- _Problem requirements_: Repeat only part of the entries. Start at the line that has "Serialize everything readable" and keep going through the last line, exactly as given.

*****

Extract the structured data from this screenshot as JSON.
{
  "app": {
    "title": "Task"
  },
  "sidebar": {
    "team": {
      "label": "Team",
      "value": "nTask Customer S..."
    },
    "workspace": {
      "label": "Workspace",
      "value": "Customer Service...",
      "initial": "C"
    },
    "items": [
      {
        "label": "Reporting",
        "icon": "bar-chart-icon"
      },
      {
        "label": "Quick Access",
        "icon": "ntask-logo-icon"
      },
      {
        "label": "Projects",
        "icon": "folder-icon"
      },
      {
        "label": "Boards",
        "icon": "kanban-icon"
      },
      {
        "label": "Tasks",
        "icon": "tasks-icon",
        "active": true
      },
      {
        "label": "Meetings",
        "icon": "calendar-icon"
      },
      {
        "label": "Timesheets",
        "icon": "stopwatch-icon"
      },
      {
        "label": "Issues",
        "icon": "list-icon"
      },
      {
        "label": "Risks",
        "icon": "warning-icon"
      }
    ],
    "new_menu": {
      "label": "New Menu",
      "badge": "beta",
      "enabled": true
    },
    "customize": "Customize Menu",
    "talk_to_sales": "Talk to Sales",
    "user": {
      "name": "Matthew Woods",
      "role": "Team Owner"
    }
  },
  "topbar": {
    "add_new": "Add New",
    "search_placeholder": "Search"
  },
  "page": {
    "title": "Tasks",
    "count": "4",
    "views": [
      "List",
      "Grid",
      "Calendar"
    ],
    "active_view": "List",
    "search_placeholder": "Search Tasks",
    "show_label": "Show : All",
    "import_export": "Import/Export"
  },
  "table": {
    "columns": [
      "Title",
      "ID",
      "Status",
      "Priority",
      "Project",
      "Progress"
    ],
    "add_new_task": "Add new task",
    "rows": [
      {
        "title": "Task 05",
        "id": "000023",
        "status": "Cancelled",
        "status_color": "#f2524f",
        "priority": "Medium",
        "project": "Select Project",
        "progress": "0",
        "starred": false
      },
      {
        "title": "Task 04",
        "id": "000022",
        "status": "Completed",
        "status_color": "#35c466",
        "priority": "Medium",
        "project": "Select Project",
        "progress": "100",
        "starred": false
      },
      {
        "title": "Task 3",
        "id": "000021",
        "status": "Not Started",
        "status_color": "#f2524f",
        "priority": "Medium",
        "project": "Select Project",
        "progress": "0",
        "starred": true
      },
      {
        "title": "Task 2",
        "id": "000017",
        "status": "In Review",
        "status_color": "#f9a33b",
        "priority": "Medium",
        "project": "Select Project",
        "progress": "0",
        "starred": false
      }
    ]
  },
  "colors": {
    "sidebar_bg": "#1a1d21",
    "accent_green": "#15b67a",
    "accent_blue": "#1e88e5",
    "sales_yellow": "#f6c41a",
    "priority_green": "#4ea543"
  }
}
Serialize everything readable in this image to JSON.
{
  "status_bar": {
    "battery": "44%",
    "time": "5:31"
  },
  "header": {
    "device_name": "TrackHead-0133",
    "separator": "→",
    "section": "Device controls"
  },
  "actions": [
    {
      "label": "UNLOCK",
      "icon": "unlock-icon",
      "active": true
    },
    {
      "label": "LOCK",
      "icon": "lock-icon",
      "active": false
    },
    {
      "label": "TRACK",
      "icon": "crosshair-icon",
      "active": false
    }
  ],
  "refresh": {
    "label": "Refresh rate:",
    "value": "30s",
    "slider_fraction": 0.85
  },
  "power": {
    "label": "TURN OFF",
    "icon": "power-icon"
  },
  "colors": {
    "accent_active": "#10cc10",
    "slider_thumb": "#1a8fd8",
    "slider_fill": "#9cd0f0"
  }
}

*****

- _Solution to this problem_:
Serialize everything readable in this image to JSON.
{
  "status_bar": {
    "battery": "44%",
    "time": "5:31"
  },
  "header": {
    "device_name": "TrackHead-0133",
    "separator": "→",
    "section": "Device controls"
  },
  "actions": [
    {
      "label": "UNLOCK",
      "icon": "unlock-icon",
      "active": true
    },
    {
      "label": "LOCK",
      "icon": "lock-icon",
      "active": false
    },
    {
      "label": "TRACK",
      "icon": "crosshair-icon",
      "active": false
    }
  ],
  "refresh": {
    "label": "Refresh rate:",
    "value": "30s",
    "slider_fraction": 0.85
  },
  "power": {
    "label": "TURN OFF",
    "icon": "power-icon"
  },
  "colors": {
    "accent_active": "#10cc10",
    "slider_thumb": "#1a8fd8",
    "slider_fill": "#9cd0f0"
  }
}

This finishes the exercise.